One of the most amazing things we have that gives us proof to so many of our questions can be found in our scriptures. But they can also be found if we just stop and look around us. So many people ask the question how do I know that God loves me? How do I know that God exists, how do I know that I am saved? Well today I am here to answer those…at least attempt. We know these things because if we look around at everything we can see, God made that for us. God made it for us. How do we know he loves us, well he keeps on giving doesn’t he. If he was so disappointed in us as humanity why does he keep blessing us with springtime, with friendships, with new babies, with food on our tables, with…well the list could go on and on. We can’t look at a sunset or a new baby and say that God does not exist. Where else could the most beautiful things in our lives come from? Only someone who loves us more than anything could give us such things. How do we know we are saved? Have you ever experienced inward peace? Have you ever just sat in the pew and felt calm? With all the sinning we do, with all the bad ways in which we treat each other don’t you think that we would feel different. Don’t you think we would feel heavier with guilt, anger, and chaos? If we weren’t saved do you think that you would still have that urge to love everyone, to do things for others, and to be here? Proof of God’s presence is all around us friends, you just have to stop and see it.
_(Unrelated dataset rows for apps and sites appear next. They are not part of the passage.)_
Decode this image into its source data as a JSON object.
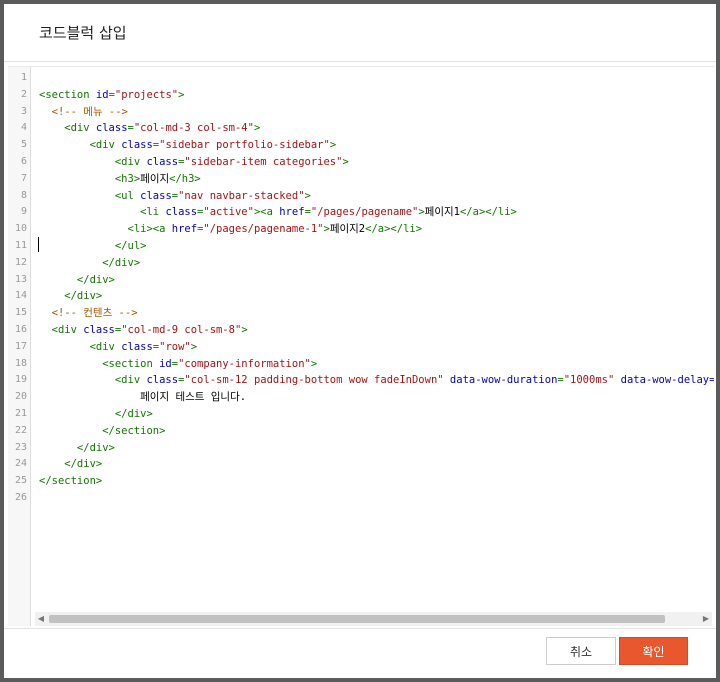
{
  "dialog": {
    "title": "코드블럭 삽입",
    "cancel_label": "취소",
    "confirm_label": "확인",
    "accent_color": "#e8572d"
  },
  "editor": {
    "line_numbers": [
      "1",
      "2",
      "3",
      "4",
      "5",
      "6",
      "7",
      "8",
      "9",
      "10",
      "11",
      "12",
      "13",
      "14",
      "15",
      "16",
      "17",
      "18",
      "19",
      "20",
      "21",
      "22",
      "23",
      "24",
      "25",
      "26"
    ],
    "lines": [
      [],
      [
        [
          "tag",
          "<section "
        ],
        [
          "attr",
          "id"
        ],
        [
          "tag",
          "="
        ],
        [
          "str",
          "\"projects\""
        ],
        [
          "tag",
          ">"
        ]
      ],
      [
        [
          "comment",
          "  <!-- 메뉴 -->"
        ]
      ],
      [
        [
          "tag",
          "    <div "
        ],
        [
          "attr",
          "class"
        ],
        [
          "tag",
          "="
        ],
        [
          "str",
          "\"col-md-3 col-sm-4\""
        ],
        [
          "tag",
          ">"
        ]
      ],
      [
        [
          "tag",
          "        <div "
        ],
        [
          "attr",
          "class"
        ],
        [
          "tag",
          "="
        ],
        [
          "str",
          "\"sidebar portfolio-sidebar\""
        ],
        [
          "tag",
          ">"
        ]
      ],
      [
        [
          "tag",
          "            <div "
        ],
        [
          "attr",
          "class"
        ],
        [
          "tag",
          "="
        ],
        [
          "str",
          "\"sidebar-item categories\""
        ],
        [
          "tag",
          ">"
        ]
      ],
      [
        [
          "tag",
          "            <h3>"
        ],
        [
          "text",
          "페이지"
        ],
        [
          "tag",
          "</h3>"
        ]
      ],
      [
        [
          "tag",
          "            <ul "
        ],
        [
          "attr",
          "class"
        ],
        [
          "tag",
          "="
        ],
        [
          "str",
          "\"nav navbar-stacked\""
        ],
        [
          "tag",
          ">"
        ]
      ],
      [
        [
          "tag",
          "                <li "
        ],
        [
          "attr",
          "class"
        ],
        [
          "tag",
          "="
        ],
        [
          "str",
          "\"active\""
        ],
        [
          "tag",
          "><a "
        ],
        [
          "attr",
          "href"
        ],
        [
          "tag",
          "="
        ],
        [
          "str",
          "\"/pages/pagename\""
        ],
        [
          "tag",
          ">"
        ],
        [
          "text",
          "페이지1"
        ],
        [
          "tag",
          "</a></li>"
        ]
      ],
      [
        [
          "tag",
          "              <li><a "
        ],
        [
          "attr",
          "href"
        ],
        [
          "tag",
          "="
        ],
        [
          "str",
          "\"/pages/pagename-1\""
        ],
        [
          "tag",
          ">"
        ],
        [
          "text",
          "페이지2"
        ],
        [
          "tag",
          "</a></li>"
        ]
      ],
      [
        [
          "tag",
          "            </ul>"
        ]
      ],
      [
        [
          "tag",
          "          </div>"
        ]
      ],
      [
        [
          "tag",
          "      </div>"
        ]
      ],
      [
        [
          "tag",
          "    </div>"
        ]
      ],
      [
        [
          "comment",
          "  <!-- 컨텐츠 -->"
        ]
      ],
      [
        [
          "tag",
          "  <div "
        ],
        [
          "attr",
          "class"
        ],
        [
          "tag",
          "="
        ],
        [
          "str",
          "\"col-md-9 col-sm-8\""
        ],
        [
          "tag",
          ">"
        ]
      ],
      [
        [
          "tag",
          "        <div "
        ],
        [
          "attr",
          "class"
        ],
        [
          "tag",
          "="
        ],
        [
          "str",
          "\"row\""
        ],
        [
          "tag",
          ">"
        ]
      ],
      [
        [
          "tag",
          "          <section "
        ],
        [
          "attr",
          "id"
        ],
        [
          "tag",
          "="
        ],
        [
          "str",
          "\"company-information\""
        ],
        [
          "tag",
          ">"
        ]
      ],
      [
        [
          "tag",
          "            <div "
        ],
        [
          "attr",
          "class"
        ],
        [
          "tag",
          "="
        ],
        [
          "str",
          "\"col-sm-12 padding-bottom wow fadeInDown\""
        ],
        [
          "tag",
          " "
        ],
        [
          "attr",
          "data-wow-duration"
        ],
        [
          "tag",
          "="
        ],
        [
          "str",
          "\"1000ms\""
        ],
        [
          "tag",
          " "
        ],
        [
          "attr",
          "data-wow-delay="
        ]
      ],
      [
        [
          "text",
          "                페이지 테스트 입니다."
        ]
      ],
      [
        [
          "tag",
          "            </div>"
        ]
      ],
      [
        [
          "tag",
          "          </section>"
        ]
      ],
      [
        [
          "tag",
          "      </div>"
        ]
      ],
      [
        [
          "tag",
          "    </div>"
        ]
      ],
      [
        [
          "tag",
          "</section>"
        ]
      ],
      []
    ]
  }
}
another proof that we have is all of you sitting in the pew who have just been recognized for being a member of a UMC for 50 years. And we also have those who have been members for over 50 years. All of these people could say that they have struggled with their faith, that they questioned their faith. But just like a marriage or a friendship, faith takes work. If you have a disagreement with a friend or a spouse what do you do? You talk about it. If you have a fight to you stop being friends? Do you get divorced right away? No, you talk it out, you find yourself in a conversation. Today we have honored our 50 year members because of their commitment to God, to the church, to our community, and for their leadership. They are proof that God is Good and will provide.